The Intertwined History of Pelvic Mesh and Hernia Mesh
For women suffering from pelvic organ prolapse, pelvic mesh seemed like a miracle cure. Unfortunately, the lack of clinical testing of pelvic mesh products led to massive recalls and lawsuits after women began experience debilitating and permanent injuries. Transvaginal mesh injuries are the same types of injuries suffered by hernia mesh patients, which should come as no surprise considering both products are made out of the same material. This has left many hernia mesh victims wondering why manufacturers didn’t take the hint.
For women who have given birth or patients who have undergone surgery, the pelvic muscles can stretch and weaken causing organs like the bladder to sink lower in the body than normal. This is called pelvic organ prolapse and in the late 1990s, the first pelvic mesh was developed to treat the condition. Pelvic mesh is made out of polypropylene plastic, a material that is cheap to produce and abundantly available. Polypropylene plastic is also preferred because it is not biodegradable and it will not absorb into human tissues.
Three years after hitting the market, pelvic mesh products were subject to recalls. However, the original approval allowed other pelvic mesh devices to be approved through the controversial 501(k) approval process. The U.S. Food and Drug Administration (FDA), allows medical devices and prescription drugs to go through a much less stringent approval process if the device or drug is similar to one currently approved by the FDA.

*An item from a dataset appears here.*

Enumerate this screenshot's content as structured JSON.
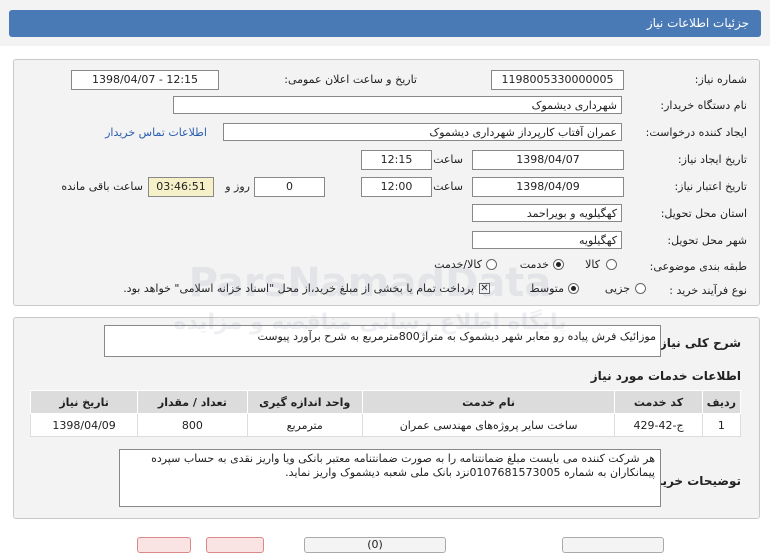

Even though the first pelvic mesh product was eventually recalled, its approval allowed for the eventual approval of nearly sixty more pelvic mesh products. None of these devices were ever subject to clinical studies to prove their safety and efficacy. As a result, patients were unaware of the dangers associated with pelvic mesh, including bleeding, erosion of the device, the abnormal connection of two organs or tissues, nerve damage around the mesh, and migration of the mesh. Now thousands of woman are suffering from mesh erosion, vaginal scarring, urinary incontinence, painful intercourse, injury to the bladder, and other debilitating injuries.
Pelvic organ prolapse and hernias were once thought to be very similar conditions, so manufacturers designed hernia mesh based on pelvic mesh devices. Hernia mesh products produced a similar history when the FDA began recalling hernia mesh devices for causing complications. However, through the 501(k) approval process, dozens of hernia mesh manufacturers flooded the market. Because it is made out of the same material as pelvic mesh, hernia mesh has produced similar complications, including producing scarring, inflammation, bleeding, nerve damage, migration, and the connection of two organs.
All patients deserve to know the risks associated with medical devices and procedures. Both pelvic mesh and hernia mesh patients were not warned of the dangers, even after polypropylene plastic mesh products proved to be dangerous. The dangers of this type of mesh have been well known by manufacturers for over ten years, but to preserve profits, manufactures did not warn patients.